I stand before you today, Dear Reader, with my hat in my hands. I am humbled. I have made a terrible mistake.
“But you do that every time you post!” Oh, Dear Reader, you’re incorrigible. While that’s undeniably true, this mistake is even more egregious than most. For you see, the other day I assumed that suspected terrorist Joshua Goldberg was a run-of-the-mill radical Islamic convert, or at least an ISIS sympathizer. But he’s something much, much worse:
He’s a troll.
Goldberg, a 20-year-old Florida man living with his parents, was arrested last week for plotting online to bomb a 9/11 memorial in Kansas City. Unfortunately for him, his collaborator was actually working with the FBI. But even more strangely, Goldberg seemed to think he was doing some sort of online performance piece. It turns out he’s an idiot savant in the art of trolling.
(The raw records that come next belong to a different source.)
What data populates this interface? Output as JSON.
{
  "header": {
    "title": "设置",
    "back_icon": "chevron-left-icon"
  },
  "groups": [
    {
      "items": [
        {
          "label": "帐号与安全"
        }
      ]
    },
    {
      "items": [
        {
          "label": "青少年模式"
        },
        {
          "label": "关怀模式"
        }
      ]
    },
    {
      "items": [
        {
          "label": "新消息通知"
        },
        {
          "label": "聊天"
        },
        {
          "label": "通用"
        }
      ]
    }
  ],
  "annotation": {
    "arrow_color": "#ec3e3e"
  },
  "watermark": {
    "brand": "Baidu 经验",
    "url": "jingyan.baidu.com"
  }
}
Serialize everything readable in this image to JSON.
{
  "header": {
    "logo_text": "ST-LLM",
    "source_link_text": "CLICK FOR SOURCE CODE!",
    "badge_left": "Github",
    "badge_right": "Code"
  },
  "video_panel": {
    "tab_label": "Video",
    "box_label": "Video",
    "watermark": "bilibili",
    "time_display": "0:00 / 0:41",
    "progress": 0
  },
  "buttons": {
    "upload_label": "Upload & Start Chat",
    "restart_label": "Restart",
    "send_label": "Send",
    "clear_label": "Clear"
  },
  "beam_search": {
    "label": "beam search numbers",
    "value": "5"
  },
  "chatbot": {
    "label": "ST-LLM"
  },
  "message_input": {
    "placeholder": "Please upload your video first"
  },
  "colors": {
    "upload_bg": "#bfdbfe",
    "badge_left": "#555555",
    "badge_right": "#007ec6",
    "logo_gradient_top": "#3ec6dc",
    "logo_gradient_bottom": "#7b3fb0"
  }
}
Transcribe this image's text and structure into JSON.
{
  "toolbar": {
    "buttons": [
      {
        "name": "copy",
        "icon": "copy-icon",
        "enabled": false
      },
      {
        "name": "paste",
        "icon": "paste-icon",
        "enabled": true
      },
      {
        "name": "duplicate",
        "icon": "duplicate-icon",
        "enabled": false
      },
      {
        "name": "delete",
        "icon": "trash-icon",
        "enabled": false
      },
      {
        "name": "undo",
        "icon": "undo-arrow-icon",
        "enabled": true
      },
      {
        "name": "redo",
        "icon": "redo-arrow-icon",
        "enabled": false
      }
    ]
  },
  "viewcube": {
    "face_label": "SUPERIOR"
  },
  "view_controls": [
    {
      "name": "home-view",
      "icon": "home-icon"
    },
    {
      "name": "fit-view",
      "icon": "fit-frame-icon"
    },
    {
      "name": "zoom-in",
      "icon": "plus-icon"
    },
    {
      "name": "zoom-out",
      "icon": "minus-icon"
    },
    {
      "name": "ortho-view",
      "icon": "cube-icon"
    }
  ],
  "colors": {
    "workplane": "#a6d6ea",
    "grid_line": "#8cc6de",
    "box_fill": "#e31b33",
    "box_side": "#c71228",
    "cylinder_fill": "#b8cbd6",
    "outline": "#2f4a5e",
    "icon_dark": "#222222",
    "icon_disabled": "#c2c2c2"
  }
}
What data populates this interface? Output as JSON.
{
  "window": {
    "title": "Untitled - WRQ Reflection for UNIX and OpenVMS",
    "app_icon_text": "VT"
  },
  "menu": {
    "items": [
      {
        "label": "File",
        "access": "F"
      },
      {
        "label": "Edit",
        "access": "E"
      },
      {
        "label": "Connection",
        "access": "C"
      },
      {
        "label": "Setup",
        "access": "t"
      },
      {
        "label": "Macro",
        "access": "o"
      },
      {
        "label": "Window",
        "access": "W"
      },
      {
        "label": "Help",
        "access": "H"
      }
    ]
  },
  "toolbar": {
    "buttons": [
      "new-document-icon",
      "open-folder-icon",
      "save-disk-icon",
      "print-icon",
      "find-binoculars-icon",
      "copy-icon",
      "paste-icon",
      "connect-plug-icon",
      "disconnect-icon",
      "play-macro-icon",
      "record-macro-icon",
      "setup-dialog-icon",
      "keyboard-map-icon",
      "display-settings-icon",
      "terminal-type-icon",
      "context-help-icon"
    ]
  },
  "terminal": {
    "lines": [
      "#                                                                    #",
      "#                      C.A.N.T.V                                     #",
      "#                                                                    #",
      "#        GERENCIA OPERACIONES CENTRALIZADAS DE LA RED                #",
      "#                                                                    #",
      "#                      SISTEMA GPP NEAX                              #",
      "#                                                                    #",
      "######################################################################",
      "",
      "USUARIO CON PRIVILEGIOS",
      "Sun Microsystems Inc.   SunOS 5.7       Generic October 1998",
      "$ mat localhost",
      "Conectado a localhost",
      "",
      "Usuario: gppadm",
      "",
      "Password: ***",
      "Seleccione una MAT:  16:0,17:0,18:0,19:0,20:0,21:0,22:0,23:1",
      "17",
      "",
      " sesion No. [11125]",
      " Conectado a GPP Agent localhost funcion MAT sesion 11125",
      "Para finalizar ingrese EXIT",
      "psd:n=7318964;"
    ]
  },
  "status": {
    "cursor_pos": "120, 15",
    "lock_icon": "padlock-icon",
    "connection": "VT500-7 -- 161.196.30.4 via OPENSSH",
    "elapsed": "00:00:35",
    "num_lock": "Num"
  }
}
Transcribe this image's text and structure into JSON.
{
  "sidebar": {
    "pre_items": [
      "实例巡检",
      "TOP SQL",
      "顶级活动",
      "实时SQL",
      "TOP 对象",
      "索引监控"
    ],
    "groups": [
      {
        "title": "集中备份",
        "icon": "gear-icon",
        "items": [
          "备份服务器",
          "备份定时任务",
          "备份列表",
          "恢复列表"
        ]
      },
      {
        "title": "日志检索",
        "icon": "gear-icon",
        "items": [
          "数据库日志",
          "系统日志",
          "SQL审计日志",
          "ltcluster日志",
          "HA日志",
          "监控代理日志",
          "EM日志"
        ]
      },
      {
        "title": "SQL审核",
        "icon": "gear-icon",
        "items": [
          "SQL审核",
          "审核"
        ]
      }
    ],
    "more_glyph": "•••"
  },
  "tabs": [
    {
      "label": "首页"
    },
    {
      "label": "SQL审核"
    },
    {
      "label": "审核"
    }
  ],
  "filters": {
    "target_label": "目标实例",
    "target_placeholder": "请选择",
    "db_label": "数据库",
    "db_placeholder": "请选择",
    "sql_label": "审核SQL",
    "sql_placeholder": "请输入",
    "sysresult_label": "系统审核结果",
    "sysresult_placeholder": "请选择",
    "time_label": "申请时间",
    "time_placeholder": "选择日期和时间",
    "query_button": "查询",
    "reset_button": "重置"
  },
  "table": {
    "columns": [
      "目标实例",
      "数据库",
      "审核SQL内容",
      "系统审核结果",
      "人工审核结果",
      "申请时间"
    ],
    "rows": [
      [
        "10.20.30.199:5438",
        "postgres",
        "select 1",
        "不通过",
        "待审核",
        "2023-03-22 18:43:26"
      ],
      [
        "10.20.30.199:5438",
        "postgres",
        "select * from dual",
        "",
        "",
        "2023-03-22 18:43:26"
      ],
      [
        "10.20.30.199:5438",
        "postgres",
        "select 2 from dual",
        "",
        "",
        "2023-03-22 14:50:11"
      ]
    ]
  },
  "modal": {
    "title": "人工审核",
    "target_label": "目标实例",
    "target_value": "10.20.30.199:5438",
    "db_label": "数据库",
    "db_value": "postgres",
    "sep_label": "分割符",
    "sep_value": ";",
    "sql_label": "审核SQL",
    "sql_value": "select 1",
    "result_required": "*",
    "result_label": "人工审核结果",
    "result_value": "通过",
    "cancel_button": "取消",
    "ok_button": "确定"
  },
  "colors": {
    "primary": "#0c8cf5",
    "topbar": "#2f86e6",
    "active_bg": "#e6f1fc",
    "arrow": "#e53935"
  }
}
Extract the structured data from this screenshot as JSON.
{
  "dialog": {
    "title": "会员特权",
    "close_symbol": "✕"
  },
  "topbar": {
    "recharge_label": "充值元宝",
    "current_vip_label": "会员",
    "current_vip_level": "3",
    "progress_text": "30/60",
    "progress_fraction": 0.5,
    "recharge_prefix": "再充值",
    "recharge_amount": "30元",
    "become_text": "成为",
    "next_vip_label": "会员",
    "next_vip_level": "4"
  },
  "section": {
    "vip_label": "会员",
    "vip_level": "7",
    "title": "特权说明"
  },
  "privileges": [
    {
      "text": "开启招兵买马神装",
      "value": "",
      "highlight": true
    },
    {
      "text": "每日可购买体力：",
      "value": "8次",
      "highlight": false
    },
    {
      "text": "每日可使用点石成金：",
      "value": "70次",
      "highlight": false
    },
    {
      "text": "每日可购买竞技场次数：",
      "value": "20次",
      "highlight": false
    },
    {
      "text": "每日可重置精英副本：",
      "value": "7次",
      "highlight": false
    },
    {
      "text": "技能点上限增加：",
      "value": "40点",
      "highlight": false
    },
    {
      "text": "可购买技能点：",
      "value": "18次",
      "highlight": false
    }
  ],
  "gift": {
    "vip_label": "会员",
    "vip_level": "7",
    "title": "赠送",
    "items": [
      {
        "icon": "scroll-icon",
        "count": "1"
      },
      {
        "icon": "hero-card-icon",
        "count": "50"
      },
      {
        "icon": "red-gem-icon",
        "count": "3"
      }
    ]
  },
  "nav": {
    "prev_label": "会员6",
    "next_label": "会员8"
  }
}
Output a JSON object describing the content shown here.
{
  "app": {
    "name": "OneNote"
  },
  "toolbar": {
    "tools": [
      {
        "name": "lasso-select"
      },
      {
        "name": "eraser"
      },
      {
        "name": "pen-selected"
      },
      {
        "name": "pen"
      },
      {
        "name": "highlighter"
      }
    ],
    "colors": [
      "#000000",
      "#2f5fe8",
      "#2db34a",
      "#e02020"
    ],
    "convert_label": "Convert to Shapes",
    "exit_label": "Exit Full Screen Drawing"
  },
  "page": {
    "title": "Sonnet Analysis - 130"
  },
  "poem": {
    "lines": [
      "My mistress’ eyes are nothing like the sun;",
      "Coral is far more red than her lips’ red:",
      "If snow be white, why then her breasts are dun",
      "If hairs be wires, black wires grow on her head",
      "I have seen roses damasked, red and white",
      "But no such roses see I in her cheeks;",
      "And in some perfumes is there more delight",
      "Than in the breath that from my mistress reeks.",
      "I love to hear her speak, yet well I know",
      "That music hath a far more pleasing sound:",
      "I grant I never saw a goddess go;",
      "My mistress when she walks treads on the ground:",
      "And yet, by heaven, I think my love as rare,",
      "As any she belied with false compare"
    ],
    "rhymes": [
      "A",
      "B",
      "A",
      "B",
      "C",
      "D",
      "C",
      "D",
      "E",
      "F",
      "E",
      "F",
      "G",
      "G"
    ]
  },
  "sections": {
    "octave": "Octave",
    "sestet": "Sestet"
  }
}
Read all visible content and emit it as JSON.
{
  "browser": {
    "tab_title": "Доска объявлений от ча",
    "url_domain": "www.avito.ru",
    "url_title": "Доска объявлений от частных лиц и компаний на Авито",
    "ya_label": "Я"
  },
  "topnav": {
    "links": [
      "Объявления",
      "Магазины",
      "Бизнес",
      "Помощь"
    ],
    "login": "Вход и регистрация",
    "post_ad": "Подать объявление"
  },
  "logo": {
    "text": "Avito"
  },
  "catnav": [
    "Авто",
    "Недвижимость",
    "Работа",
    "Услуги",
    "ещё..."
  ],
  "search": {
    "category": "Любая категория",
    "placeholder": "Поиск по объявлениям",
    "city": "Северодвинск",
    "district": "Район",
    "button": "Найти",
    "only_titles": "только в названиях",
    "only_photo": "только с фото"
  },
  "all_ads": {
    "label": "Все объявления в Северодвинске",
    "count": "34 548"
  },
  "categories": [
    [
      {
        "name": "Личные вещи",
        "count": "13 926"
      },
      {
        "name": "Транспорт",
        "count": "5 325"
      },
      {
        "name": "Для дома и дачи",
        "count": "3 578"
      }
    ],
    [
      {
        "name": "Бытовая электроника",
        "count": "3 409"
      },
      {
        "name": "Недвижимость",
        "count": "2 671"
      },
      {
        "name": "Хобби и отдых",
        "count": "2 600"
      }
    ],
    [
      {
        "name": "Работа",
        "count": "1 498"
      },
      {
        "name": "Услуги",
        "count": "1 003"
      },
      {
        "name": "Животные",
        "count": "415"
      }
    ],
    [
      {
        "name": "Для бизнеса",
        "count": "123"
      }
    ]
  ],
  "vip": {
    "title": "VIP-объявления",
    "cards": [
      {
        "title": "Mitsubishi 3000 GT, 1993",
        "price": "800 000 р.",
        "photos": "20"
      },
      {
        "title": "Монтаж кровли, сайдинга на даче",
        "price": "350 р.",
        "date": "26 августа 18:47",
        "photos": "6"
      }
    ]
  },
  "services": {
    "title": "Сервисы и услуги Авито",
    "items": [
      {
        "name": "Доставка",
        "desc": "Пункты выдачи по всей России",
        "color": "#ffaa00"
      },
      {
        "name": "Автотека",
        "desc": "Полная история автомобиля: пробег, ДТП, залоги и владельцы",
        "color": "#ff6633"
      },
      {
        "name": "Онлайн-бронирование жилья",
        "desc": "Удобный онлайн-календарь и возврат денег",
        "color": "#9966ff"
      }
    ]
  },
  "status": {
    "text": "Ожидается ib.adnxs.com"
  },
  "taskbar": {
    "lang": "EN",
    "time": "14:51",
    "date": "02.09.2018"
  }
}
Goldberg became very adept at creating various online personae, setting them up against each other, and getting people to take sides. He’d find a polarizing topic, he’d take extreme but seemingly sincere positions on both sides using different names, and then he’d sit back with his bag of Cheetos and watch the chaos unfold. He set Jews and Muslims against each other, feminists vs. videogame nerds, Nazis vs. everybody. It was all like a game, until suddenly it wasn’t.
When Joshua Goldberg wasn’t posing as an Islamic radical, he was pretending to be a white supremacist—and is accused of impersonating a Jewish lawyer.
Goldberg had several online personas: an Islamic radical who was popular in ISIS social media; a white supremacist on hate site Daily Stormer; a feminist on Daily Kos; a radical free-speech advocate on Q&A site Ask.fm, and a sympathizer with GamerGate. Goldberg is also accused of being behind a Times of Israel blog post that called Palestinians “subhuman.”
Goldberg’s trolling turned serious when he was arrested Thursday by the FBI on the grounds that he told a would-be terrorist how to build a bomb meant for a 9/11 attacks anniversary event in Kansas City, Missouri.
The 20-year-old, who lived at home with his parents and was described as a recluse by neighbors, was a prolific tweeter through accounts with various permutations of the name @auswitness. Goldberg was so successful at his game that he was even retweeted by one of the pro-ISIS gunmen who attacked a “Draw Muhammad” event in Garland, Texas, last May, according to the FBI.
Goldberg had several Twitter personae, which he used to start various flamewars on various topics. For example, the @AusWitness variant accounts were for his “Islamic fanatic” persona. He used @xTanyaCohenx to post crazy ultra-feminist stuff, which I remember seeing earlier this year and assuming was real. And @MoonMetropolis seemed to be his main alt, which he used to point at his other personae and say, “Can you believe this stuff, folks?” Those are the only three I’ve heard about so far, but I’m assuming he had more of them. He did the same thing all over the Internet. Hell, he had at least a dozen different Reddit accounts to push various hot-hot-hot buttons. He’s been described as a “one-man flamewar.”
In other words, Joshua Goldberg is basically me, if I had even more free time and even fewer worthwhile things to do with it. And if I plotted a terrorist attack. But I’m way too tired and lazy for all that. Besides, if I can be said to have a good color, it sure as hell ain’t orange.
From what Goldberg told the FBI, he genuinely believed he was providing valuable information to a radical Islamist who was planning an actual terror attack. I guess he was escalating? Getting people riled up on the Internet wasn’t enough anymore, so he decided to cause some real problems? He couldn’t distinguish between the online world and the real world anymore, assuming he ever recognized any difference in the first place?
I don’t know. I’m having a hard time putting myself into the head of somebody who was only 6 years old on 9/11/01, who has never lived in a world without the Internet, and who seems to think that hurting innocent people is some sort of game.
One thing’s for sure, though: Nobody online is as anonymous as they think they are. What goes around comes around. And you can take that from your old, old pal, Sean Medlock.